Not far from the Señor Frog’s restaurant and jewelry shops where the more than one ginormous cruise ship docks each day in the island of Cozumel’s main town of San Miguel, there’s a small market serving the local population. Few tourists venture past Avenida 10, so the market sits several blocks beyond the border of where real Cozumel begins.

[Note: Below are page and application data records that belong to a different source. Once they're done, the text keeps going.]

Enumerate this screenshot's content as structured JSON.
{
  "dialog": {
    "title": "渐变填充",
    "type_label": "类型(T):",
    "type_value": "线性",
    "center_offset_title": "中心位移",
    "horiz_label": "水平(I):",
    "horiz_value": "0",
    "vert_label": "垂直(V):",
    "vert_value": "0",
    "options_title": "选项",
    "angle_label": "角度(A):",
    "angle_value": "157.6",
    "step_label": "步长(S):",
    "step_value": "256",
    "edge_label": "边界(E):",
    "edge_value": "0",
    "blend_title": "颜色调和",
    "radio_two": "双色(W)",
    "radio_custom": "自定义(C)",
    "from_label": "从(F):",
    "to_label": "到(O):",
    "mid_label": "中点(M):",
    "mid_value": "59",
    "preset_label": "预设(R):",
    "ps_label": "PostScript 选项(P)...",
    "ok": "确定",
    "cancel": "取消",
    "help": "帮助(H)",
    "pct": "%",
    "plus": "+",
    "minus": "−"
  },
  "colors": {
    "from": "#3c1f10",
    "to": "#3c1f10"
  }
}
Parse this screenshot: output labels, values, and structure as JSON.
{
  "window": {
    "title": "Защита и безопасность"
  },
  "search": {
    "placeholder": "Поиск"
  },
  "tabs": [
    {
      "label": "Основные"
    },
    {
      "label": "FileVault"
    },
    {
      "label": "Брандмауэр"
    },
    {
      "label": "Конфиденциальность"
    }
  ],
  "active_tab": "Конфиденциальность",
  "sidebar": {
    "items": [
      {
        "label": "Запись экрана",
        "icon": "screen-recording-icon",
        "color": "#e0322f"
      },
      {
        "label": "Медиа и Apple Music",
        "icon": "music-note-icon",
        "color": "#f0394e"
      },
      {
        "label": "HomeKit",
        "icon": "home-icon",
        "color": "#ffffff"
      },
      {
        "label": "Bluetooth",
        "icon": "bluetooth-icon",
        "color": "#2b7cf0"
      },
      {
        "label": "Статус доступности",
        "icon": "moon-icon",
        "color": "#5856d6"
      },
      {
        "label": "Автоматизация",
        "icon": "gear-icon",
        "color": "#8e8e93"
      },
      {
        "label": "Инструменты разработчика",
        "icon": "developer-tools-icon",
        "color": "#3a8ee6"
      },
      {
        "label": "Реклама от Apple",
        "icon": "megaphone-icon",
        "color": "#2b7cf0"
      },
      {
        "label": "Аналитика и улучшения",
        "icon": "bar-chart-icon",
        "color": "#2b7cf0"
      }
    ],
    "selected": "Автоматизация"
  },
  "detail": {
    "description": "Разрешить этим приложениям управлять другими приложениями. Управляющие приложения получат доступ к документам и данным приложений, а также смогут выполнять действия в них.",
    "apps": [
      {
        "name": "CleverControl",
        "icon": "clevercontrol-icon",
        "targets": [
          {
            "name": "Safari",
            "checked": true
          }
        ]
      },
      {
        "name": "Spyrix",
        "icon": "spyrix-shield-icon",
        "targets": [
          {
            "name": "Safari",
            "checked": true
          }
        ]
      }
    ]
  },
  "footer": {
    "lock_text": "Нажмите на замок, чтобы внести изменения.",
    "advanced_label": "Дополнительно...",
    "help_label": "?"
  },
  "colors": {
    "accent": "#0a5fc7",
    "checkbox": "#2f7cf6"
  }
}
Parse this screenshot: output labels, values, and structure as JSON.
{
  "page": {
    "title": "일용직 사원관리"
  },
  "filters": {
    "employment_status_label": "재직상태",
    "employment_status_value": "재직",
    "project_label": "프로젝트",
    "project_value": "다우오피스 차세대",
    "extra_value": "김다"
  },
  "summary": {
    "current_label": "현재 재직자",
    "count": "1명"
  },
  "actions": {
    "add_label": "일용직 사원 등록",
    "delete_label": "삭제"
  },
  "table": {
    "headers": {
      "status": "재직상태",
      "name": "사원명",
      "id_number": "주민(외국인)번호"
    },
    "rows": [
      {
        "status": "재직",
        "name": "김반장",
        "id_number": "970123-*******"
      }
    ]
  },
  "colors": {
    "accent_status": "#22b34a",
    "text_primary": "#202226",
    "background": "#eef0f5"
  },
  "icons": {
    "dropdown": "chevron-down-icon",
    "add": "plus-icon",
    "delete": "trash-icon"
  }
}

When the Mercado Municiapl de San Miguel opens at 7am, vendors are hawking fresh fish, meat, fruits, vegetables, and chiles. Soon the loncherias open. Two of them mention they serve Lebanese, Phillipino, and Indonesian foods (the latter two to serve cruise ship workers I’m told), as well as Mexican. I sit down at the busiest, Loncheria “Chelly.” There’s one rickety fan blowing, but it’s not doing any good. I’m sweating profusely so I order up a horchata. It’s brought out in a plastic cup with one large ice cube in it and a bowl of tortilla chips made from the tortillas of the day before is placed on the table with two bowls of Yucatecan chile sauces (one from chipotle peppers, another from habaneros) that were made fresh in the tiny kitchen.
I glaze the long, handwritten menu. There’s chilaquiles, tortas, quesadillas, tacos, ceviche, Pollo de Mole Poblano, Pescado de Mojo Ajo, and a dozen or so other dishes. It’s the early afternoon so most are ordering the three course menus, la comida corrida (food on the run). I wanted something light and refreshing. The young waitress, probably 17, and only cook recommended Sopa de Limon, or Yucatan lime Soup. It’s one of the most traditional dishes from the region. Basically it’s chicken soup with red and green peppers, and onions seasoned with lime, cumin, and cilantro. It has bits of tortilla that sink to the bottom. It uses the lima agria, though the key lime is close in size and flavor. What would Carlos n’ Charlie think?
Writer and photographer Nicholas Gill is the editor/publisher of New World Review. He lives in Lima, Peru and Brooklyn, New York. His work has appeared in publications such as the New York Times, Los Angeles Times, CondeNast Traveler, National Geographic Traveler, Afar, and Penthouse. Visit his personal website (nicholas-gill.com) for more information.